Medicare SNPs are required to use Medicare coverage rules to decide which services are considered medically necessary. The plans must cover all medically necessary and preventive services covered under Medicare Part A and Part B and prescription drug coverage under Part D. They may also cover extra services that are specific to the special groups they serve. It is important that you find out exactly what is covered before you join a plan.
The plans are designed to help manage and coordinate all services for patients falling into one or more of the categories listed above. This includes prescription drug coverage, medical health care, and hospital care.
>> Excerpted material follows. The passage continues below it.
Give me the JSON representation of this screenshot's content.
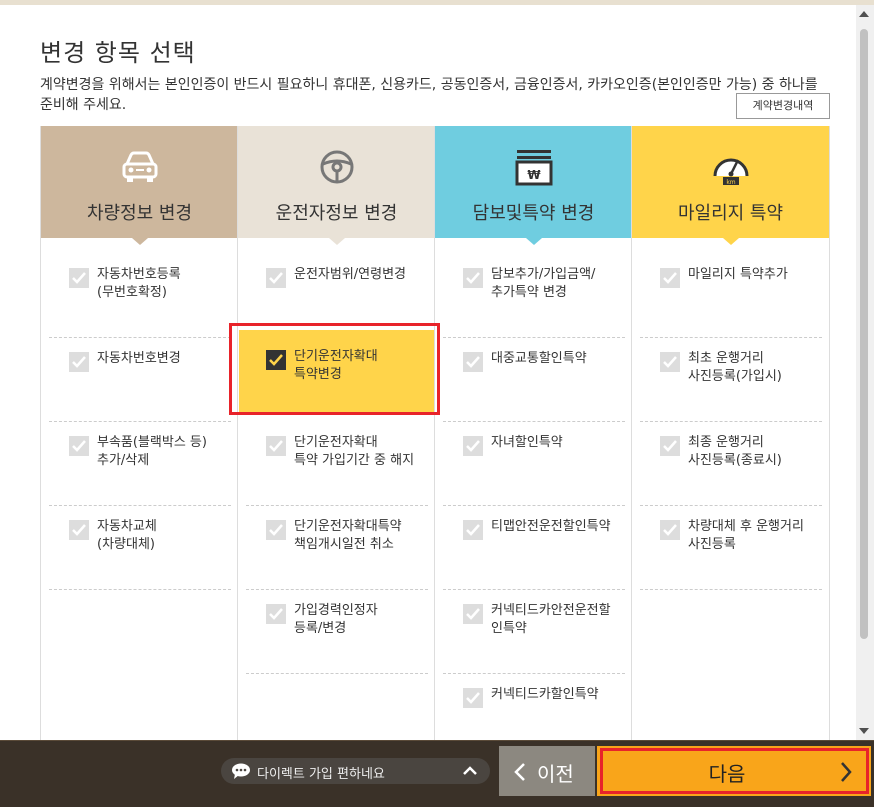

For example, a patient with a chronic lung disorder would have access to a network of providers whose concentration is treating only lung disorders. Just like any other Medicare health plan, you will have to choose providers and hospitals that belong to the plan and get referrals to see other specialists. If you are out of a service area and have an emergency, those costs are covered.
Like Medicare Advantage Plans, Medicare SNPs are run by private companies. The costs of the plan will depend on the type of health care services you need, how often you receive them, and what your plan charges for any benefits that are considered extra. Typically, you pay your Medicare Part B premium; any additional monthly premium the Medicare SNP charges (above the Medicare Part B premium for Part A and Part B services); any additional monthly premium the Medicare SNP charges for prescription drug benefits; any plan deductible, coinsurance, or copayment the Medicare SNP charges (typically falling in the range of $10-$20 per doctor visit); and any additional charges associated with extra benefits. In order to find out more information about these extra costs, you will need to contact the Medicare SNP.
If you are on a limited income, you can apply for Extra Help to assist you in paying for prescription drugs. If you qualify, you may be able to get your prescriptions filled at little to no cost to you. To apply for this coverage, you can contact the Social Security Office at 800-772-1213 (TTY users should call 1-800-325-0778); visit your local Social Security Office; or visit www.socialsecurity.gov/i1020.
If you are interested in joining a Medicare SNP, please visit www.medicare.gov/find-a-plan or call1-800-MEDICARE (1-800-633-4227). TTY users should call 1-877-486-2048.